**ENTRIES PROVIDED:**
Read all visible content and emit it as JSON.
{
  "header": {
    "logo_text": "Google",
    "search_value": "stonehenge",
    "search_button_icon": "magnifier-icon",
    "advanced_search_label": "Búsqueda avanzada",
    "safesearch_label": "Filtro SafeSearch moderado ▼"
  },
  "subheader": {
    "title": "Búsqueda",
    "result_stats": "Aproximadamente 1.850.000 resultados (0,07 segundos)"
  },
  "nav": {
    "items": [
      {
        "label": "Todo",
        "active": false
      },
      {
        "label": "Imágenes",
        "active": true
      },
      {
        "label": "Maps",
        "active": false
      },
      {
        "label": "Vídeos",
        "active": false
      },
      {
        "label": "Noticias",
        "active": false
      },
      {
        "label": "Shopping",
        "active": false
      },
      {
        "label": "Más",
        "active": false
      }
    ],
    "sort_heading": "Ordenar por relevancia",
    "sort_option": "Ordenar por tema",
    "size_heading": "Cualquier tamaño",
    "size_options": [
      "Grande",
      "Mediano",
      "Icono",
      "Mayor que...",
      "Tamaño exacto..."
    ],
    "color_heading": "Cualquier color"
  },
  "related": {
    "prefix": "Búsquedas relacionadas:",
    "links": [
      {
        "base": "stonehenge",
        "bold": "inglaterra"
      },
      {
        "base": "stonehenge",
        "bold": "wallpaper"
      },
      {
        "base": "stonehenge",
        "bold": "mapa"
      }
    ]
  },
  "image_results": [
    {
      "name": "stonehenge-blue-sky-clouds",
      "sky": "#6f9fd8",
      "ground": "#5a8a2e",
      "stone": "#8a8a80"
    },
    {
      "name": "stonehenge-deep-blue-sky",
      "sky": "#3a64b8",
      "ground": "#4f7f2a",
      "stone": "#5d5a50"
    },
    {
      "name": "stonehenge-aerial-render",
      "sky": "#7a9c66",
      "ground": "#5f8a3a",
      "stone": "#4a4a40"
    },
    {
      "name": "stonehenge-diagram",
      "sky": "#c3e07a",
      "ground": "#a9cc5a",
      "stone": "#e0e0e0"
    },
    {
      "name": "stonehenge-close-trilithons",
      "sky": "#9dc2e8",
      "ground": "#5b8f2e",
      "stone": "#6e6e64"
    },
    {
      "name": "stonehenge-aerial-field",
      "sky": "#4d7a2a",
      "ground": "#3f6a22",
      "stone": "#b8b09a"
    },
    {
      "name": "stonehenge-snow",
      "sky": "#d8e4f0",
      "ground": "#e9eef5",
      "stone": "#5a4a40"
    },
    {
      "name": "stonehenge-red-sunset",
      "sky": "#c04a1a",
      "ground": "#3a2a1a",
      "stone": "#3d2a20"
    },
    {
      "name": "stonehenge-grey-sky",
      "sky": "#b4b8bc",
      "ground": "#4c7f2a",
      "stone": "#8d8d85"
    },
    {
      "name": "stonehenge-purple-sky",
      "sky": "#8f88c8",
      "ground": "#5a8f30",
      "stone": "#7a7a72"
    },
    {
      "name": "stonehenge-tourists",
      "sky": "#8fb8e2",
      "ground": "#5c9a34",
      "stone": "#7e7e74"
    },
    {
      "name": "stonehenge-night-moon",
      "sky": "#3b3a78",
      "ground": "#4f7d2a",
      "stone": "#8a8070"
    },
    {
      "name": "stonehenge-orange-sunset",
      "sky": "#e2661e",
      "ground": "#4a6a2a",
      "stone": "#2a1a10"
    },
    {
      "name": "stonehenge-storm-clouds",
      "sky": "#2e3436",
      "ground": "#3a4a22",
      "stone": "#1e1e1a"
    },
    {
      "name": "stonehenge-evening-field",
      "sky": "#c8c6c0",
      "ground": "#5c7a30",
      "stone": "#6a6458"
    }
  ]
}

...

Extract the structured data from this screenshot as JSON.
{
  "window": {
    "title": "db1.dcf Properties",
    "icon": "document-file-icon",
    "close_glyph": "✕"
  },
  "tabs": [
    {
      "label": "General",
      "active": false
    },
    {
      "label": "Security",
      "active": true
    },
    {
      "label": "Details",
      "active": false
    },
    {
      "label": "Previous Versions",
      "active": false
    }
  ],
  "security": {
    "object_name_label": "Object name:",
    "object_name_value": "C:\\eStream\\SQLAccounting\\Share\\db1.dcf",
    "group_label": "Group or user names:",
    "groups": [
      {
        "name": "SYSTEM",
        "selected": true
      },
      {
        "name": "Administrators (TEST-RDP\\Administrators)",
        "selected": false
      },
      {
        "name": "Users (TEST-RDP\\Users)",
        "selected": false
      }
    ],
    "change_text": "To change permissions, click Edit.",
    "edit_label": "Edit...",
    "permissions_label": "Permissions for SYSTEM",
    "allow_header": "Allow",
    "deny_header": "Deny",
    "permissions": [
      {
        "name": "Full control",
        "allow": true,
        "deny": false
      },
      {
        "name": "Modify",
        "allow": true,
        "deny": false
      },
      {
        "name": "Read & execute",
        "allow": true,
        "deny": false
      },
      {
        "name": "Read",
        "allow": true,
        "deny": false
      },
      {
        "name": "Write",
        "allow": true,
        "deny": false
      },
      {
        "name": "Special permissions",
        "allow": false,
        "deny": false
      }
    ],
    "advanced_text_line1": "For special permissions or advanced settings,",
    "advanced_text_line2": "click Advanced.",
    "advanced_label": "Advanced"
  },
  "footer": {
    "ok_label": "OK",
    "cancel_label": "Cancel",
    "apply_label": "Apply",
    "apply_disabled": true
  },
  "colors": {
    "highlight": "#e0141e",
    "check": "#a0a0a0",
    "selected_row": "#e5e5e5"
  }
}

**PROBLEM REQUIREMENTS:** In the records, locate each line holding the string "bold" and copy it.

**SOLUTION TO THIS TASK:**
        "bold": "inglaterra"
        "bold": "wallpaper"
        "bold": "mapa"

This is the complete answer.